One way to find out how well you know math fundamentals is to take a timed math test. In the U.S., over two million students per year take the SAT (which includes a math portion) as part of the college admissions process. A multitude of online resources, including Khan Academy, are available to help with SAT preparation. One resource that caught my eye is a blog post by Allen Cheng, founder of an SAT prep company called PrepScholar. Although the post targets SAT preparation, I found parts of it useful for my current math project.
When you’re studying a topic, a course acts as a filter for the material: Rather than having to consider every reference on a subject, you get a nicely curated subset that the instructor believes fulfills the goals of the course. Rather than having to read an entire textbook, you get a list of sections, or maybe just notes and lectures. Rather than having to solve every problem in the book, you get a list of suggested problems, or a standalone problem set.
But a textbook without a course is also a filter. Rather than having to read through all the original research papers on a topic, you get an expert’s distillation of the important results, combined with a set of problems to help you learn and understand the topic. Since I’m using the textbook approach rather than the course approach, here are some ideas about how to select problems from a textbook.
When you’re studying math on your own, a question you must continually ask yourself is how much time to spend on the problem you’re working on. That question also comes up when you’re taking a traditional class, though your options are more limited in that case because of the fixed class schedule. I wrote about this topic last year in the context of competitive programming problems, but there are some special considerations for math problems.
A mathematical proof can be the size of a novella. For example, Andrew Wiles’s published his famous proof of Fermat’s Last Theorem in two journal articles covering 129 pages. But proofs in introductory textbooks like Rosen often contain just a few sentences. It might seem obvious that these proofs are short because they’re easy. But that’s not exactly right. Last week, I wrote a moderately long post covering an “easy” proof about how the div operator behaves when the first argument is negative. Why was it so much longer than the version in the solution guide?
Proof-writing skills are important for all college-level math. But there’s a special relationship between proofs and discrete math. In the “Goals of a Discrete Mathematics Course” section in the preface to his textbook, Rosen puts Mathematical Reasoning first in the list. He writes:
Students must understand mathematical reasoning in order to read, comprehend, and construct mathematical arguments [proofs]. This text starts with a discussion of mathematical logic, which serves as the foundation for the subsequent discussions of methods of proof. Both the science and the art of constructing proofs are addressed.
Rosen Chapter 1 is “The Foundations: Logic and Proofs,” and that chapter ends with sections on “Introduction to Proofs” and “Proof Methods and Strategy.” A textbook that specifically covers proof techniques, Daniel J. Velleman’s How to Prove It, begins with chapters on these same topics, and includes chapters on logic and on mathematical induction which Rosen also covers. So it’s not surprising that many of the exercises in Rosen ask for proofs. Here is a process I use to get the most out of these exercises.
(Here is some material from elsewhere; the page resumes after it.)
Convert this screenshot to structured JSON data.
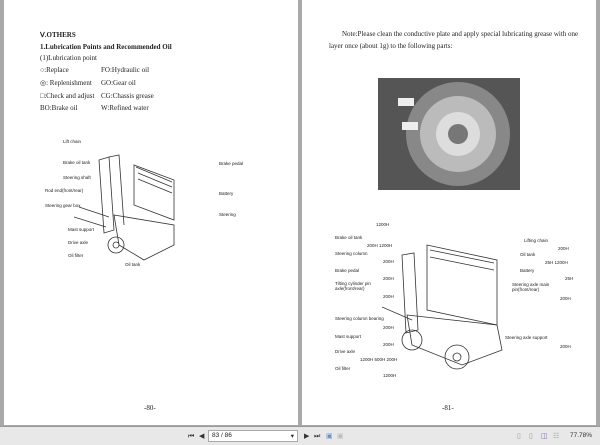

If you search for advice on how to read a math textbook, you’ll find plenty to choose from. I’ll link to some of my favorites at the end of this article. But first, here’s an overview of my experience reading math books, and what techniques I found to be useful.
In their first 13 or so years of school, students cover a standardized math curriculum. Last week, I covered how Khan Academy approaches that curriculum. Notably absent from that list are many topics in discrete mathematics. But what is discrete mathematics, anyway? I’ll answer that in two ways: with a definition, and with a curriculum.
Khan Academy’s math program is designed to help children and young adults learn and practice a particular set of math skills. These skills map to school curricula like the US Common Core, so that when students learn something on the site, it translates to success in the classroom. But Khan Academy can also help adults review the fundamental skills necessary to learn more advanced math. The idea is to fill in “swiss cheese gaps” in knowledge that often accumulate when learning math in school. These gaps can slow down further learning, since math success in later courses depends on knowing the skills taught in previous courses.
This week, I’ll go over the topics available on Khan Academy. Next week, I’ll look at how they relate to discrete math topics.
The process of learning math involves mastering thousands of small skills. Khan Academy has exercises that help you practice the first 1500 or so of these skills. But as I discussed last week, the Khan Academy mastery system only gets you to an initial level of mastery. The topic for this week: how to continue using Khan Academy to increase your skill mastery after you have officially “mastered” the skill.